My Turn by Patti Kadick: An ode to laughter
A good laugh is not always easy to come by. But a beautiful challenge to gloom, changing dark moments into light hearts.
This got me to musing. That after all is said and done, whatever we’re thinking any given moment makes a difference — for good or bad. Not just for ourselves. Scripture says there’s “a time to weep, and a time to laugh; a time to mourn and a time to dance.” Yet today I decide to rewrite this popular verse to say ‘’there’s always time to laugh and time to dance!’’
“The most wasted of all days is one without laughter,” wrote e.e. cummings. Why not chose to have happy bright laughing days!
Remember the scene in “Mary Poppins” when Ed Wynn, Dick Van Dyke, and the kids float on the ceiling, laughing and laughing and laughing. Was the key that their laughter came from each other, not making fun of or mocking anyone? No bully no victim. Pure innocent joy. Well of course, floating on a ceiling . . . just hilarious.
Then how about Hans Christian Andersen’s tale of “The Emperor’s New Clothes” — which of course do not exist — and a child blurts out, ‘’he’s wearing nothing at all.’’ Only then does the crowd have courage to stand up, laughing, calling out as well, ‘’he’s wearing nothing at all.’’ Not to mock the emperor, but to not be mocked themselves and reveal a dishonest ruse.
It’s a matter of perspective, isn’t it? For me, the thought of bullying, of rampant disease and hatred, reinforces the need to find laughter, a true happy-dance. Moment by moment making a difference. To not be mocked. To reveal the ruse.
Reading of an Iraqi’s response to the horrific brutality by ISIS, in his own backyard really — my heart did a happy-dance. The article, in “The Christian Science Monitor” newspaper (Oct. 1), stunned and awed me. Titled ‘’Fighting horror with humor,’’ it references Iraqi cartoons, in print and online. Made me think of young David running head first at Goliath . . . The article quotes veteran Iraqi cartoonist Diyaa al-Haijjar, known also for his children storybooks, as saying: “… what is beautiful about what is happening today is that there is no fear, especially among the young generation. They are attacking [ISIS] on Facebook, on TV, and online through animations.” The article continues, “Online, skits and animations poking fun at IS jihadists pop up all the time on YouTube.”
Thoughtful standing up to hate and greed and violence. Intelligent laughter and dancing hearts are powerful. Laughter and good humor lift off heaviness and gloom. And the ripple effect, everywhere — home, street, school, work, the highway — cannot be measured. Nor can the urgent need be measured.

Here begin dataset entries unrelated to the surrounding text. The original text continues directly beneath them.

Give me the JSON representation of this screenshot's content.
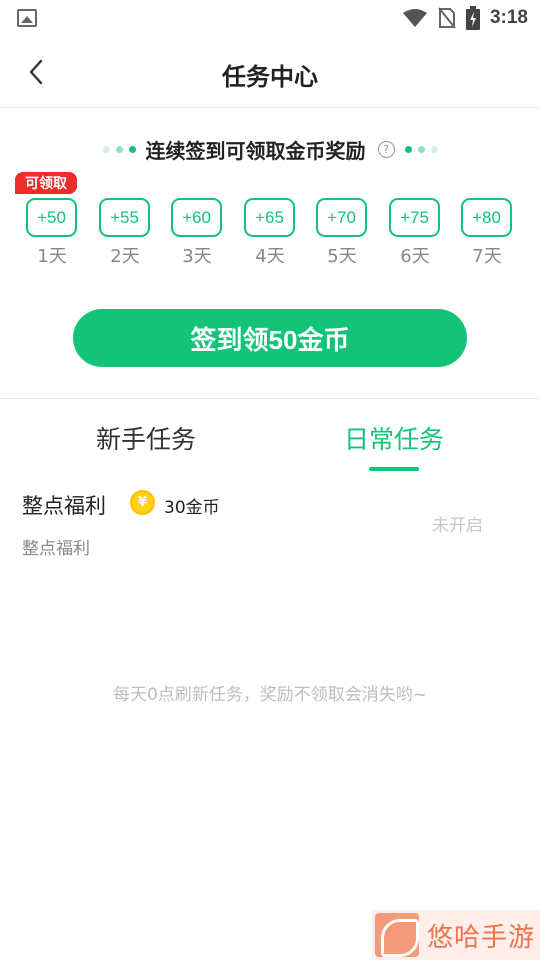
{
  "status_bar": {
    "time": "3:18",
    "icons": [
      "gallery-icon",
      "wifi-icon",
      "no-sim-icon",
      "battery-charging-icon"
    ]
  },
  "header": {
    "title": "任务中心",
    "back_icon": "chevron-left-icon"
  },
  "checkin": {
    "title": "连续签到可领取金币奖励",
    "help_symbol": "?",
    "badge": "可领取",
    "days": [
      {
        "reward": "+50",
        "label": "1天"
      },
      {
        "reward": "+55",
        "label": "2天"
      },
      {
        "reward": "+60",
        "label": "3天"
      },
      {
        "reward": "+65",
        "label": "4天"
      },
      {
        "reward": "+70",
        "label": "5天"
      },
      {
        "reward": "+75",
        "label": "6天"
      },
      {
        "reward": "+80",
        "label": "7天"
      }
    ],
    "button_label": "签到领50金币"
  },
  "tabs": [
    {
      "label": "新手任务",
      "active": false
    },
    {
      "label": "日常任务",
      "active": true
    }
  ],
  "tasks": [
    {
      "name": "整点福利",
      "coin_symbol": "¥",
      "reward": "30金币",
      "subtitle": "整点福利",
      "status": "未开启"
    }
  ],
  "footer_note": "每天0点刷新任务，奖励不领取会消失哟~",
  "watermark": {
    "text": "悠哈手游"
  },
  "colors": {
    "accent": "#12c378",
    "badge": "#ee2b2b",
    "coin": "#ffd21a",
    "muted": "#888888"
  }
}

Why not refuse anger, fear, judgments a place in our hearts? Accepting instead the power that kind-humor brings. That intelligent reasoning spreads. And watch hearts empty of fear, even of physical pain, as delight dances them away. I can see many of you nodding in agreement; for it’s our innate right to take charge of what we want to think. Does require a selection process: accepting joy, defeating gloom; honoring generosity, refusing criticism; delighting in gratitude, not griping. Agreeing to joy and delight. Agreeing to laugh. Agreeing to disagree with evil — bit by bit. Taking charge against hatred, fear. Arrogant rightness.
For me the only way to success in that goal is to let an elegant quiet take me away.
And in awe of every-woman-man-girl-boy’s efforts to promote love and courage in the face of hate and violence. . . with a kick of my heels and a laugh in my heart, I leave you with this: “… remember, a pure faith in humanity will subject one to deception; the uses of good, to abuses from evil; and calm strength will enrage evil. But the very heavens shall laugh at them, and move majestically to your defense when the armies of earth press hard upon you” (Mary Baker Eddy).
So I remind myself, have a generous laughing heart and float on the ceiling … join me?
Patti Kadick lives in Salisbury. This first appeared on her blog: aroundabovebeneath.com
The Rowan-Cabarrus Board of Trustees will include several proposed recommendations by the Academic and Student Engagement, Personnel and Building and... read more